The police officer at Coimbatore went to the absurd extent of branding DYFI and SFI as anti-national. He also stated that the word “Comrade” was anti-national. Perhaps he was so overwhelmed by the brutal sense of the police that he would have forgotten that his own father was saved by SFI “Comrades” in Kanyakumari few years back when he was attacked in a mindless violence.

The DYFI and SFI cadre fully participated in the struggle. The CPI(M) was the only all India political party to express support to this struggle. Party general secretary, Sitaram Yechury appreciated the struggle and its discipline. Polit Bureau member Prakash Karat was the first to visit the fishermen colony in Chennai where the brutal attack of the police was very severe. He not only condemned the police but also demanded immediate and long term relief to fishermen. He also demanded immediate release of all those arrested by the police.

The timely and immediate act of the Party put great pressure on the state government. A judicial commission under a retired judge has been constituted. The students among those arrested have been released. The reconstruction of a temporary fish market had started. But the Party demanded that all those arrested be released; the police officers in Chennai, Madurai and Coimbatore be transferred to facilitate impartial enquiry. The Party also demanded a court-monitored enquiry.
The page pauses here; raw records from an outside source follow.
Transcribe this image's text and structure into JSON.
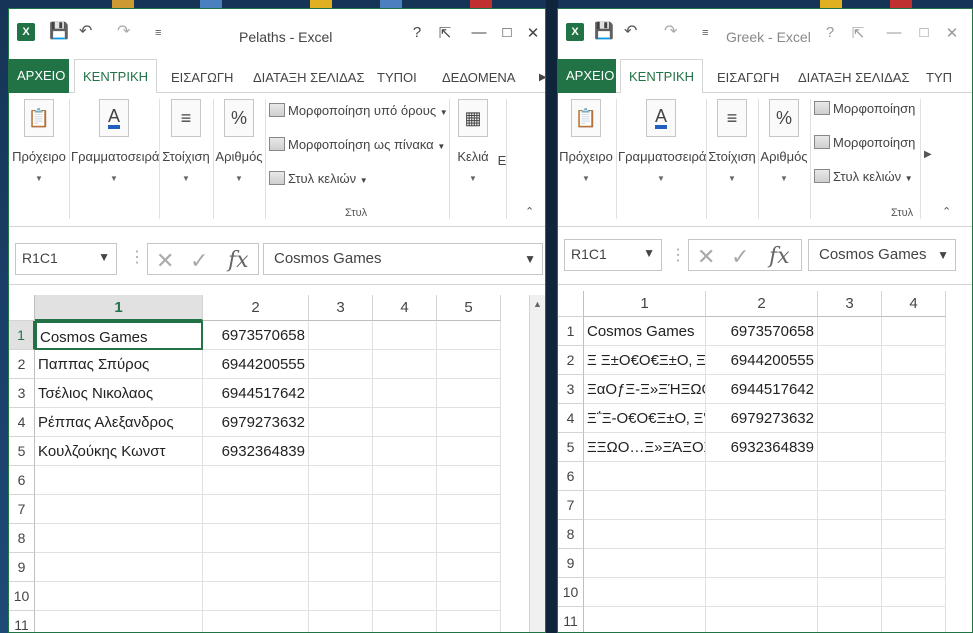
{
  "win1": {
    "title": "Pelaths - Excel",
    "tabs": [
      "ΑΡΧΕΙΟ",
      "ΚΕΝΤΡΙΚΗ",
      "ΕΙΣΑΓΩΓΗ",
      "ΔΙΑΤΑΞΗ ΣΕΛΙΔΑΣ",
      "ΤΥΠΟΙ",
      "ΔΕΔΟΜΕΝΑ"
    ],
    "groups": {
      "clipboard": "Πρόχειρο",
      "font": "Γραμματοσειρά",
      "alignment": "Στοίχιση",
      "number": "Αριθμός",
      "cells": "Κελιά",
      "editing": "Ε"
    },
    "styles": {
      "conditional": "Μορφοποίηση υπό όρους",
      "table": "Μορφοποίηση ως πίνακα",
      "cellstyles": "Στυλ κελιών",
      "label": "Στυλ"
    },
    "namebox": "R1C1",
    "formula": "Cosmos Games",
    "cols": [
      "1",
      "2",
      "3",
      "4",
      "5"
    ],
    "rows": [
      "1",
      "2",
      "3",
      "4",
      "5",
      "6",
      "7",
      "8",
      "9",
      "10",
      "11"
    ],
    "data": [
      [
        "Cosmos Games",
        "6973570658"
      ],
      [
        "Παππας Σπύρος",
        "6944200555"
      ],
      [
        "Τσέλιος Νικολαος",
        "6944517642"
      ],
      [
        "Ρέππας Αλεξανδρος",
        "6979273632"
      ],
      [
        "Κουλζούκης Κωνστ",
        "6932364839"
      ]
    ]
  },
  "win2": {
    "title": "Greek - Excel",
    "tabs": [
      "ΑΡΧΕΙΟ",
      "ΚΕΝΤΡΙΚΗ",
      "ΕΙΣΑΓΩΓΗ",
      "ΔΙΑΤΑΞΗ ΣΕΛΙΔΑΣ",
      "ΤΥΠ"
    ],
    "groups": {
      "clipboard": "Πρόχειρο",
      "font": "Γραμματοσειρά",
      "alignment": "Στοίχιση",
      "number": "Αριθμός"
    },
    "styles": {
      "conditional": "Μορφοποίηση υ",
      "table": "Μορφοποίηση ω",
      "cellstyles": "Στυλ κελιών",
      "label": "Στυλ"
    },
    "namebox": "R1C1",
    "formula": "Cosmos Games",
    "cols": [
      "1",
      "2",
      "3",
      "4"
    ],
    "rows": [
      "1",
      "2",
      "3",
      "4",
      "5",
      "6",
      "7",
      "8",
      "9",
      "10",
      "11"
    ],
    "data": [
      [
        "Cosmos Games",
        "6973570658"
      ],
      [
        "Ξ Ξ±Ο€Ο€Ξ±Ο‚ Ξ£Ο€",
        "6944200555"
      ],
      [
        "ΞαΟƒΞ-Ξ»ΞΉΞΩΟ‚ Ξ",
        "6944517642"
      ],
      [
        "Ξ΅Ξ-Ο€Ο€Ξ±Ο‚ Ξ'Ξ»",
        "6979273632"
      ],
      [
        "ΞΞΩΟ…Ξ»ΞΆΞΟΞΞ",
        "6932364839"
      ]
    ]
  },
  "icons": {
    "paste": "clipboard-icon",
    "font": "font-color-icon",
    "align": "align-icon",
    "percent": "percent-icon",
    "cells": "cells-icon"
  }
}
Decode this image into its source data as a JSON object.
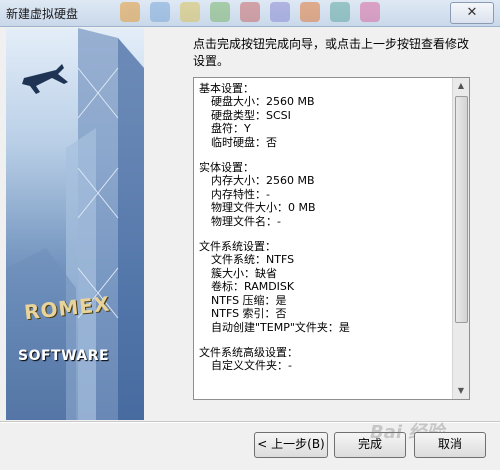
{
  "window": {
    "title": "新建虚拟硬盘",
    "close_glyph": "✕"
  },
  "banner": {
    "logo_brand": "ROMEX",
    "logo_sub": "SOFTWARE"
  },
  "intro": "点击完成按钮完成向导，或点击上一步按钮查看修改设置。",
  "summary": {
    "sections": [
      {
        "title": "基本设置：",
        "lines": [
          "硬盘大小：2560 MB",
          "硬盘类型：SCSI",
          "盘符：Y",
          "临时硬盘：否"
        ]
      },
      {
        "title": "实体设置：",
        "lines": [
          "内存大小：2560 MB",
          "内存特性：-",
          "物理文件大小：0 MB",
          "物理文件名：-"
        ]
      },
      {
        "title": "文件系统设置：",
        "lines": [
          "文件系统：NTFS",
          "簇大小：缺省",
          "卷标：RAMDISK",
          "NTFS 压缩：是",
          "NTFS 索引：否",
          "自动创建\"TEMP\"文件夹：是"
        ]
      },
      {
        "title": "文件系统高级设置：",
        "lines": [
          "自定义文件夹：-"
        ]
      }
    ]
  },
  "buttons": {
    "back": "< 上一步(B)",
    "finish": "完成",
    "cancel": "取消"
  },
  "watermark": "Bai 经验"
}
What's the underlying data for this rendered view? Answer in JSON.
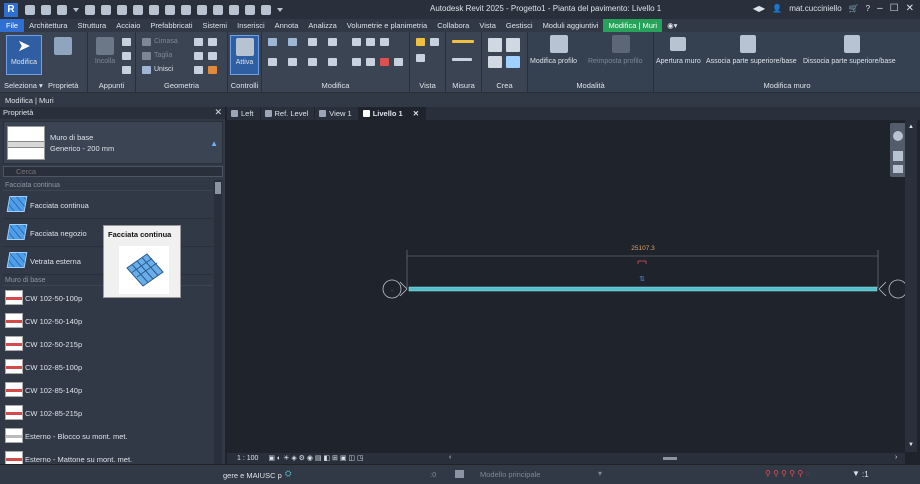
{
  "app": {
    "title": "Autodesk Revit 2025 - Progetto1 - Pianta del pavimento: Livello 1",
    "user": "mat.cucciniello",
    "logo": "R"
  },
  "menu_tabs": [
    "File",
    "Architettura",
    "Struttura",
    "Acciaio",
    "Prefabbricati",
    "Sistemi",
    "Inserisci",
    "Annota",
    "Analizza",
    "Volumetrie e planimetria",
    "Collabora",
    "Vista",
    "Gestisci",
    "Moduli aggiuntivi",
    "Modifica | Muri"
  ],
  "ribbon": {
    "modifica_label": "Modifica",
    "seleziona_label": "Seleziona ▾",
    "proprieta_label": "Proprietà",
    "incolla_label": "Incolla",
    "appunti_label": "Appunti",
    "geometria_label": "Geometria",
    "cima_label": "Cimasa",
    "taglia_label": "Taglia",
    "unisci_label": "Unisci",
    "attiva_label": "Attiva",
    "controlli_label": "Controlli",
    "modifica_panel_label": "Modifica",
    "vista_label": "Vista",
    "misura_label": "Misura",
    "crea_label": "Crea",
    "modifica_profilo": "Modifica profilo",
    "reimposta_profilo": "Reimposta profilo",
    "modalita_label": "Modalità",
    "apertura_muro": "Apertura muro",
    "associa": "Associa parte superiore/base",
    "dissocia": "Dissocia parte superiore/base",
    "modifica_muro_label": "Modifica muro"
  },
  "options_bar": "Modifica | Muri",
  "properties": {
    "header": "Proprietà",
    "type_name": "Muro di base",
    "type_sub": "Generico - 200 mm",
    "search_placeholder": "Cerca",
    "cat1": "Facciata continua",
    "cat1_items": [
      "Facciata continua",
      "Facciata negozio",
      "Vetrata esterna"
    ],
    "cat2": "Muro di base",
    "cat2_items": [
      "CW 102-50-100p",
      "CW 102-50-140p",
      "CW 102-50-215p",
      "CW 102-85-100p",
      "CW 102-85-140p",
      "CW 102-85-215p",
      "Esterno - Blocco su mont. met.",
      "Esterno - Mattone su mont. met."
    ],
    "tooltip_title": "Facciata continua"
  },
  "view_tabs": [
    "Left",
    "Ref. Level",
    "View 1",
    "Livello 1"
  ],
  "canvas": {
    "dimension": "25107.3",
    "wall_color": "#4fc0cc"
  },
  "view_control": {
    "scale": "1 : 100"
  },
  "status": {
    "hint": "gere e MAIUSC p",
    "workset_count": ":0",
    "model": "Modello principale",
    "filter_count": ":1"
  }
}
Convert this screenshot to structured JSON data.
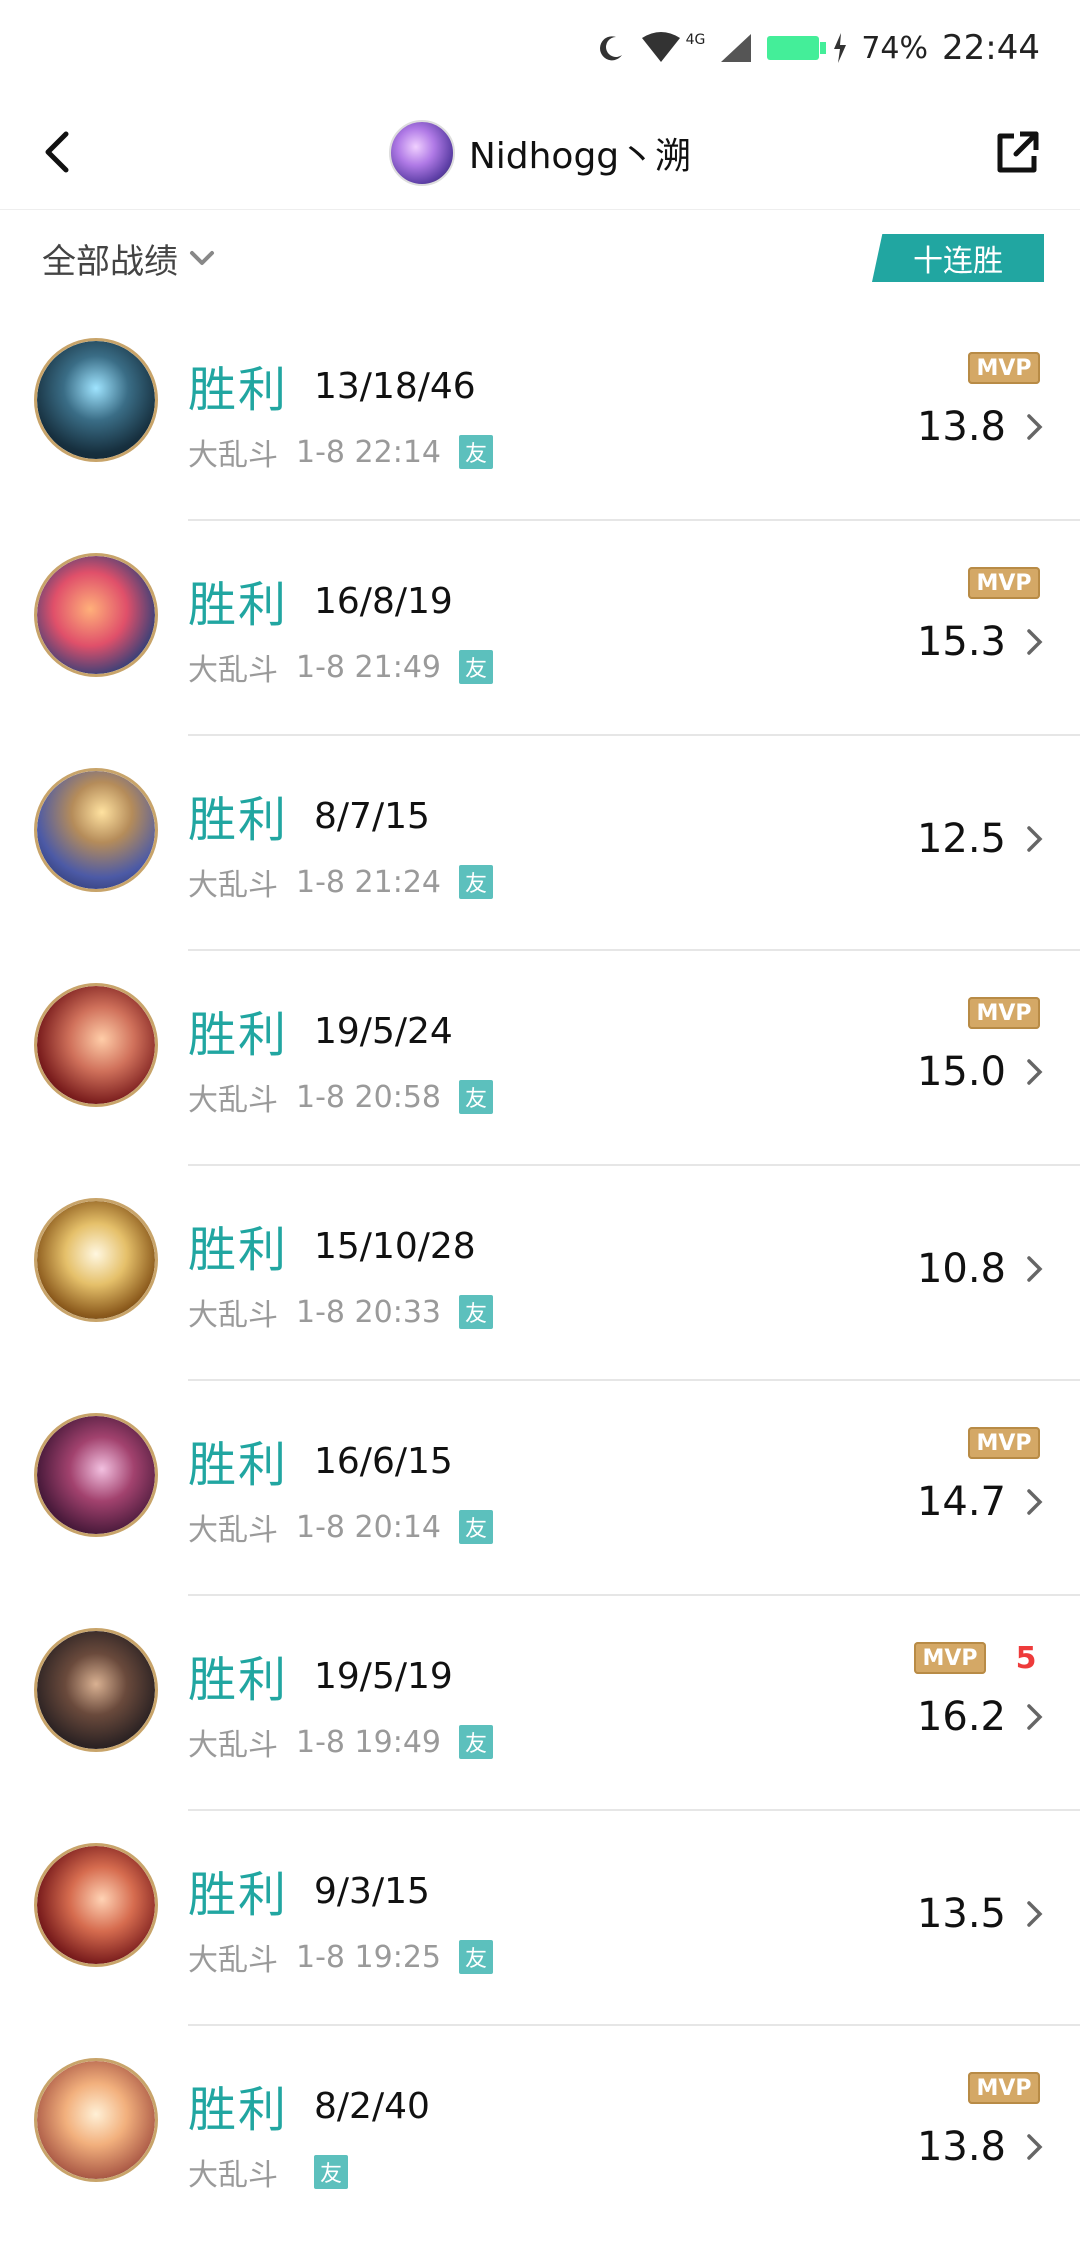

The trauma generated by the police was a deliberate one to prevent the youth and others from protesting in future. But the youth would not succumb to this. Many of the protesters expressed their desire that they wanted to also protest against farmers issues, Cauvery issue etc. One hopes that such a clarity and purpose in action will dawn on the youth of the state. And one thing is certain. The credibility and faith on the BJP and AIADMK governments has fallen miserably in the eyes of the people of Tamil Nadu.



Newsletter category: